Network media features higher levels of communication efficiency, greater equality, and strong interactivity, Fang noted. The production, dissemination, and reception methods of online literature differ greatly from those of traditional literature, and serve to weaken authors’ authoritative identity and enhance readers’ participant identity. Despite this, the basic standards of literary classics remain unchanged, such as rich interpretability, repeatedly readable literary works, and engaging characters and story models. 

Shao Yanjun, an associate professor from the Department of Chinese Language and Literature at Peking University, put forward the standard of exemplarity, inheritance, originality, and transcendence for “classic network fiction,” based on traditional literary classic standards and combining features inherent in network literature. Exemplarity means that the work conveys the most central mental anxiety and value orientations of this era, loads the text with rich and full realistic information from the era, and casts them into one of the most expressive genres of online literature.

Inheritance requires that the work is a masterpiece that well integrates a literary genre’s previous writing skills, representing the peak level of its time. Originality means that the work has formed a prominent literary style unique to its writer, on the basis of fully realizing the functions of its literary genre. In terms of transcendence, a literary work that has reached the ultimate state of exemplarity, inheritance, and originality can break through limitations of eras, groups, and literary genres and enter a more interconnected historical literary context. It becomes a paragon for the era, the group, and the genre, offering a more permanent and universal literary representation. 

In Xia’s view, online media provides a brand new classicization channel. For example, film and television adaptations of online literature are generally regarded as market- or entertainment-oriented industrial developments. Actually, the process offers a classicization path. Nevertheless, adopting a classicization approach does not guarantee a classic work of literature. In the process of generating online literary classics, the text and literary traditions play a dominant role.

Evaluation system

Some believe that future classicization of online literature will rely primarily on the production and evaluation mechanisms of online literature, while academic research will only play a supplementary role. In this regard, scholars have different opinions.

Online literature is not “simplified literature.” The classicization of online literature is determined by combined forces of production, dissemination, evaluation, and research, Xiao argued, adding that evaluation itself is an integral part of academic research, as well as an indispensable starting point and foundation for classicizing online literature. It is critical to build a complete evaluation system to classicize online literature. 

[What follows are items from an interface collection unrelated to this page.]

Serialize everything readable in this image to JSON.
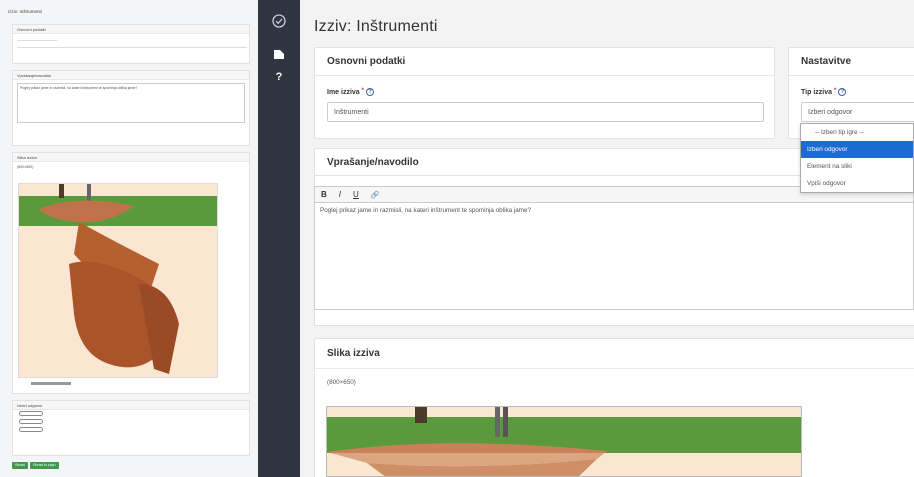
{
  "page_title": "Izziv: Inštrumenti",
  "sidebar": {
    "icons": [
      {
        "name": "check-circle-icon"
      },
      {
        "name": "flag-icon"
      },
      {
        "name": "help-icon",
        "label": "?"
      }
    ]
  },
  "basic": {
    "header": "Osnovni podatki",
    "name_label": "Ime izziva",
    "name_required_mark": "*",
    "name_value": "Inštrumenti"
  },
  "settings": {
    "header": "Nastavitve",
    "type_label": "Tip izziva",
    "type_required_mark": "*",
    "type_value": "Izberi odgovor",
    "options": [
      {
        "label": "-- Izberi tip igre --",
        "selected": false
      },
      {
        "label": "Izberi odgovor",
        "selected": true
      },
      {
        "label": "Element na sliki",
        "selected": false
      },
      {
        "label": "Vpiši odgovor",
        "selected": false
      }
    ]
  },
  "question": {
    "header": "Vprašanje/navodilo",
    "toolbar": {
      "bold": "B",
      "italic": "I",
      "underline": "U",
      "link": "🔗"
    },
    "text": "Poglej prikaz jame in razmisli, na kateri inštrument te spominja oblika jame?"
  },
  "image_section": {
    "header": "Slika izziva",
    "size_note": "(800×650)"
  },
  "preview_panel": {
    "title": "Izziv: Inštrumenti",
    "basic_header": "Osnovni podatki",
    "question_header": "Vprašanje/navodilo",
    "question_text": "Poglej prikaz jame in razmisli, na kateri inštrument te spominja oblika jame?",
    "image_header": "Slika izziva",
    "image_size": "(800×650)",
    "answers_header": "Izberi odgovor",
    "buttons": [
      "Shrani",
      "Shrani in zapri"
    ]
  },
  "colors": {
    "sidebar_bg": "#2f3640",
    "accent": "#1e6bd0",
    "grass": "#5a9a3c",
    "clay": "#b5602f"
  }
}
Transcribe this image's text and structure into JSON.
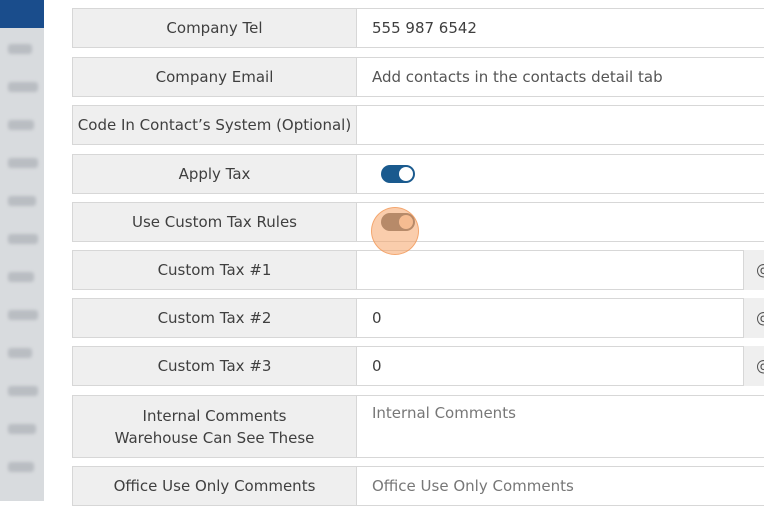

Internet literature is different from traditional literature in terms of the length of writing, the number of works, the speed of dissemination, and the interaction between creation and publication links and reading and evaluation links. These differences make classicizing internet literature more complicated and difficult. Thus, visionary scholars are needed to innovate and establish—in the spirit of fieldwork—a complete evaluation system, Xiao suggested.

In Fang’s view, traditional academic research and literary criticism cannot adapt to new changes in producing and disseminating online literature, especially changes in literary aesthetics. Motives for effectively linking and applying traditional academic discourse models to online literature are also absent, partly due to scholars’ prejudice. More efforts are needed for better linkage and application, for example, to study the internal connection between literary traditions and new phenomena in online literature. 

 

Edited by YANG LANLAN

Editor: Yu Hui

>> View All

Interview with Zhang Yuyan on globalization and development

Zhang Yuyan is director of the Institute of World Economics and Politics at the Chinese Academy of Social Sciences (C...

>> View All